Members of the Communications Workers of America (CWA), International Brotherhood of Electrical Workers (IBEW), labor community, and clergy held a candlelight vigil in support of the CWA’s strike against Verizon Friday night in West Nyack.
The vigil, which started at Birchwood School and made its way to Verizon Chairman Ivan Seidenberg’s house a few blocks away, lasted for almost two hours.
“It’s important because Ivan Seidenberg, who was the CEO of Verizon, now the Chairman of Verizon, lives down the road,” said Chris Shelton, the vice president for the CWA’s District One, which covers the states of the northeast. “He’s one of the people that has decided to put 100 demands on the table, trying to get back everything that we’ve bargained over the last 50 years.”
The vigil started when an SUV pulled up with a casket on the roof. According to Mike Salvia, the president of Local 1120 in Poughkeepsie, the casket represented the death of the middle class. Eric Goodwin, the vice president of CWA 1107, said the CWA had initially planned a garden party, but ultimately opted for a candlelight vigil, illuminating the disappearance of the middle class.
“I think the turnout was great,” he said. “Middle-class America needs to wake up and realize it’s not just unions that are fighting this fight, it’s all middle-class Americans fighting against corporate greed. The last time that one percent of the American population controlled 20 percent of the money, we were in the Depression. And that’s exactly where we’re headed now.”
The crowd lit their candles before starting their procession toward Seidenberg’s residence. Along the way, supporters started chants of “God bless the CWA; save the middle class,” and displayed signs.
“This vigil is important to get the public to understand that we’re trying to save the middle class,” said Frank Bevilacqua, the Chief Steward at 999 Nepperhan Avenue in Yonkers for the CWA, as well as one of vocal leaders of the event. “This is about saving American jobs. This is about not sending jobs overseas. This is about fair bargaining and a fair contract. We only want what’s fair for us.”
When they arrived at their destination, they placed the casket down on the street, stood outside Seidenberg’s house for approximately 30 minutes, and chanted “God bless all unions; save the middle class.” After CWA leaders spoke to the crowd about the importance of the vigil, the casket was picked up and walked back to the school parking lot, where the crowd reconvened before leaving.
The estimated turnout of the event dwarfed the pre-start expectation of 500-800 people. A number of supporters needed to bypass the school, circle around, and find parking elsewhere.
“I think the turnout is absolutely amazing,” Shelton said. “On short notice, we turned out- the cops are telling us about 3,100 people, from not only our union, but other unions and other neighborhood organizations. It was a very controlled crowd. They didn’t cause any trouble.”

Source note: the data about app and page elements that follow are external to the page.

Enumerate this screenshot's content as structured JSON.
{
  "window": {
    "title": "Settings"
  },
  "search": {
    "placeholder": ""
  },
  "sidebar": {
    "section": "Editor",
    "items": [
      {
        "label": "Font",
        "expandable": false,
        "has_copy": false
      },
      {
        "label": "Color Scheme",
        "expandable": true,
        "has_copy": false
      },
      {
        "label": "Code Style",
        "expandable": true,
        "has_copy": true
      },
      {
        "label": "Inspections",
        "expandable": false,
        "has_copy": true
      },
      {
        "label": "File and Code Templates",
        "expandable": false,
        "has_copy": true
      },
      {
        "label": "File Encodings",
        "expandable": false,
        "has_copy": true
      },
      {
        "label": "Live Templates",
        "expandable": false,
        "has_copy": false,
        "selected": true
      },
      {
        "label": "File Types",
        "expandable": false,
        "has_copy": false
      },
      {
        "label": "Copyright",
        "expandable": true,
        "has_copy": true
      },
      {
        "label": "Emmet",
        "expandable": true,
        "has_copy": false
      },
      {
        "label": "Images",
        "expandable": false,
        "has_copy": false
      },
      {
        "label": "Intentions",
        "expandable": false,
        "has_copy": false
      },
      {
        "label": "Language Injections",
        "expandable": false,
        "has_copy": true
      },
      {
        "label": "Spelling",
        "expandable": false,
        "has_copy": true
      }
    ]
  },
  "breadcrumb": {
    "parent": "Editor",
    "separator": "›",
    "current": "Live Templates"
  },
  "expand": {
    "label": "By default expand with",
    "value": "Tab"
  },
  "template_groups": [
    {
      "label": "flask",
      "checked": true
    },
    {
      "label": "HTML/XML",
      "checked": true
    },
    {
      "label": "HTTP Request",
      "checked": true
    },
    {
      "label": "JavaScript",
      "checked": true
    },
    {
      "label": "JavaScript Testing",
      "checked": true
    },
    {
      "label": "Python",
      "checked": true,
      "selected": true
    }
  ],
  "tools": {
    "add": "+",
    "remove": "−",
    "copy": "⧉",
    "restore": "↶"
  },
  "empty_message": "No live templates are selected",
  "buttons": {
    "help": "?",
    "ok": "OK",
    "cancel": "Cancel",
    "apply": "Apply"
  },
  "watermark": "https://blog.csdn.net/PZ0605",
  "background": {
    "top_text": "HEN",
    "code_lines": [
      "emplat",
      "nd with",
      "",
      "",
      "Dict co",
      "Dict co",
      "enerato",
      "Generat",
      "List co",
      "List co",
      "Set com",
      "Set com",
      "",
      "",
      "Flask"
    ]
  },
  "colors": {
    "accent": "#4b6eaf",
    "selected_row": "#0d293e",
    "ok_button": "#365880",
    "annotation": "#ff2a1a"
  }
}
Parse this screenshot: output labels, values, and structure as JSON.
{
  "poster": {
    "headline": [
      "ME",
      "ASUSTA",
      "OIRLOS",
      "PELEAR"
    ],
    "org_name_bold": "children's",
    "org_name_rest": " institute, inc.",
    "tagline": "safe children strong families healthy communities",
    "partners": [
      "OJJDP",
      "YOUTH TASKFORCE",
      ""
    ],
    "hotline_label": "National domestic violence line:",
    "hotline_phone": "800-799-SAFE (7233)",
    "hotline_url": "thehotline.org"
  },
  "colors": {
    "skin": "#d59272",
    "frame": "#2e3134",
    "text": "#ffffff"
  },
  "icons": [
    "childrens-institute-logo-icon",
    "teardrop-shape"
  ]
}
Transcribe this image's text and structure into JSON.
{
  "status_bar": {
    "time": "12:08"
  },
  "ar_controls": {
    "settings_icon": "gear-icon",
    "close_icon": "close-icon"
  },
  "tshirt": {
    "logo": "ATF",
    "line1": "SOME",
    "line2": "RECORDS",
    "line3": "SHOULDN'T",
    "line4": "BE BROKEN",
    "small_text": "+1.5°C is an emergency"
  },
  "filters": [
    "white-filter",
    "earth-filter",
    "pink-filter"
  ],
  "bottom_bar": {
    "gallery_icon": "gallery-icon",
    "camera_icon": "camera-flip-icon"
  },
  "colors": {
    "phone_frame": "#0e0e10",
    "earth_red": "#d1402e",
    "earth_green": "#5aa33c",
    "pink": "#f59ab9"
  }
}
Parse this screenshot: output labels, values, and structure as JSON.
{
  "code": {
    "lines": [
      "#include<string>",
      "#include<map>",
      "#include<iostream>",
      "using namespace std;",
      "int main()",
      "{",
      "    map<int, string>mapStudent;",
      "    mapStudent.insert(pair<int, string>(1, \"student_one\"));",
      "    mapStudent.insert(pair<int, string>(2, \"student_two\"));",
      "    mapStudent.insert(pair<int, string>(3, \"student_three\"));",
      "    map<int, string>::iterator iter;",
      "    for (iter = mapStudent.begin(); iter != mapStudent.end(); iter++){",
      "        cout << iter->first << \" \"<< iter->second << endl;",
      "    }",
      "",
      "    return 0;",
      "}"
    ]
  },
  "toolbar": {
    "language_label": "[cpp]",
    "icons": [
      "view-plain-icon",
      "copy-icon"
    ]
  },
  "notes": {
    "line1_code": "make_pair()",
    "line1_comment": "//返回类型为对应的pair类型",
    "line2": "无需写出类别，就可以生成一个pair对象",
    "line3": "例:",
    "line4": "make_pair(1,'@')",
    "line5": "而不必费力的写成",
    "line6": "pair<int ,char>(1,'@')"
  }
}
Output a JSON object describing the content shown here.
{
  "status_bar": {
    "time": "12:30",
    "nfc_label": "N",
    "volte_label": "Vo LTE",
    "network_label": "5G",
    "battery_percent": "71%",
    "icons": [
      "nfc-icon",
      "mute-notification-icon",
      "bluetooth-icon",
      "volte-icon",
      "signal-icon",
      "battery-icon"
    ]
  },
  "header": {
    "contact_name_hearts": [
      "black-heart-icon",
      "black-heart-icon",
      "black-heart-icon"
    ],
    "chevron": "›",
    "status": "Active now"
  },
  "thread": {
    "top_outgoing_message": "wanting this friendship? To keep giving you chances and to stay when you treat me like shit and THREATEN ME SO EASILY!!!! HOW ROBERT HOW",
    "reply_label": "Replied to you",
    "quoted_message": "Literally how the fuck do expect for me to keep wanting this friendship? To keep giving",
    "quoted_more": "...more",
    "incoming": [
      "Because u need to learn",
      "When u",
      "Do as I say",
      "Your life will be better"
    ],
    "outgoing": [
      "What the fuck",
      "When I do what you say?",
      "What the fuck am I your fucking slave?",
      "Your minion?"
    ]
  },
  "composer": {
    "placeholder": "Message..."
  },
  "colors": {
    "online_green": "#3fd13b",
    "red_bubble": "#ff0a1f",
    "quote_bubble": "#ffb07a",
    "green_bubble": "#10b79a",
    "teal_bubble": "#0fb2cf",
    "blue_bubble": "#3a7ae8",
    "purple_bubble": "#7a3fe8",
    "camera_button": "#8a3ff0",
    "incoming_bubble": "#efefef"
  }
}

Other groups made their way to West Nyack to support the CWA’s cause. Members of the Local 32 BJ SEIU expected 20 members to show. Members David DeSisto, Mike Sugrue, and Ray Osborne arrived almost an hour before the vigil began.
“It’s important for us to support the Verizon workers because it’s actually an attack on the middle class,” DeSisto said. “Verizon loses and has to give back all their kickbacks and everything, it’s going to be a catastrophic effect all the way down on the middle class.”
“Fire, police- everybody,” Osborne said.
Sugrue echoed those sentiments.
“We live in New York; we don’t live in Wisconsin,” he said. “We don’t want to have what happened in Wisconsin happen in New York. If we don’t support these people, our standards of living are going to go down, their standards of living. Our families will suffer. It’s not a good thing.”
Some on-lookers took pictures of the vigil or watched from their driveways. Bob Sanborn, who was not part of the vigil, sat on a bicycle in his driveway and looked on while the vigil passed his house.
“I understand they probably don’t want to lose any of their income,” he said. “My business is taking a big hit right now; a lot of people don’t want to spend money. So I’m basically working for free for the last two years. And I’m not walking the streets right now protesting. Everybody needs to take a little hit.”
As of the start of the vigil, there had not been an update in contract talks.
“The last status update that I had is that the company, after a month and a half of the draconian demands, they’ve finally taken one demand off the table,” Silvia said. “Unfortunately, that was the demand, which would have given us at least some sort of a pay-raise.”